The second presentation, Process in action: Relational drug use, by Dr Katie Andersen, concerned intimate couple relationships. Again, rather than focussing on what intimacy 'is', the presentation approached intimacy as a set of practices. This opens up possibilities of understanding the significance of movement, space and material objects for relationships. Andersen's research considers how chemical interventions, specifically the use of the drug MDMA, can contribute to the creation of new subjectivities which alter boundaries within the self, between self and other, and between self and world. In a social world where recreational drug use is increasingly prevalent, this possibly contentious research considers how such use might function within contemporary lives.

The third presentation, Bio-semiotics and Integral ecology, was given by Dr John Pickering from the University of Warwick. His concern is the geopolitical reality of our time in which ecological degradation follows the vast and technologically mediated global increase in human numbers, associated with a widening gap between rich and poor, and the ongoing political struggles to control remaining planetary resources, like water. In this context, he suggests, there is a pressing need for new relational and processual modes of thought.

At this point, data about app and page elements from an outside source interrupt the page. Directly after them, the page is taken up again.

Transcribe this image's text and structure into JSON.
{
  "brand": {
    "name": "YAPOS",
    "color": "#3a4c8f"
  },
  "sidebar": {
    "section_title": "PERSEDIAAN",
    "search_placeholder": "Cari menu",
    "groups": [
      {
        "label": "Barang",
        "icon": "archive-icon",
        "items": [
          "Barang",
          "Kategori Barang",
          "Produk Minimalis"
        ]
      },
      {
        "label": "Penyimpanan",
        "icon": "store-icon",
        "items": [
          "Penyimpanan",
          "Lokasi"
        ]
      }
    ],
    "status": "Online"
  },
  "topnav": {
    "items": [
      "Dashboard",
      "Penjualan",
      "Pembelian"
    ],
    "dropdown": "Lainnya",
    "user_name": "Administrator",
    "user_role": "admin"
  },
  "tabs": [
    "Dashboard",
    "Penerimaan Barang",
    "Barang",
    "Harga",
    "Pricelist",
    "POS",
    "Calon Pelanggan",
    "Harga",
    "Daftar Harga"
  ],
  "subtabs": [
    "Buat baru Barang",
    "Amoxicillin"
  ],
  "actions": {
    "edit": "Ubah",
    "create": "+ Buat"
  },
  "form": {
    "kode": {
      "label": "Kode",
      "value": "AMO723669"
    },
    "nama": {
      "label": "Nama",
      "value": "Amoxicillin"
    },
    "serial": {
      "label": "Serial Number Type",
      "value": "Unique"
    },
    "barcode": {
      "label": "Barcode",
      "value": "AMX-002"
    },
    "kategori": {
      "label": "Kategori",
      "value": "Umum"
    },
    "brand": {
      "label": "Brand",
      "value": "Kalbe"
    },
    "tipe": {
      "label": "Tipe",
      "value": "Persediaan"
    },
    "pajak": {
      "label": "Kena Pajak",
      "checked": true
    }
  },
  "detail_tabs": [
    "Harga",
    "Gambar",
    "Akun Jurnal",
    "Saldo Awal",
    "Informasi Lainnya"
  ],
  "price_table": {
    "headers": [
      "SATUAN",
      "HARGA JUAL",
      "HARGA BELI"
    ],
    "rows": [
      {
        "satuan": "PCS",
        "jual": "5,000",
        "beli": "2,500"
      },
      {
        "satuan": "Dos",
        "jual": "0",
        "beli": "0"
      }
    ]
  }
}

He proposes a shift from mechanistic being (mere existence) to organic becoming (productive happening), suggesting that this ushers in a new understanding of the world at all levels, from the workings of the brain and mind, through to the organic interactions animating the minutest portions of life and evolution. His argument is that this kind of radical re-thinking is needed in order to address a problem of such magnitude.

Of course this brief overview of the presentations cannot cover the details of the arguments but it indicates some of the interdisciplinary thinking which is taking forward the field of social psychology.

Our Level 3 module, Advancing social psychology, offers students the opportunity to explore new developments in social psychology, including in their independent study. To learn more about DD317, you can watch a video here  https://youtu.be/dbzF4hBeBkk You can also look at the new Open Learn course course DD317_1 Social psychology and politics: http://www.open.edu/openlearn/health-sports-psychology/social-psychology-and-politics/content-section-0

Share post

This blog might contain posts that are only visible to logged-in users, or where only logged-in users can comment. If you have an account on the system, please log in for full access.

Total visits to this blog: 60326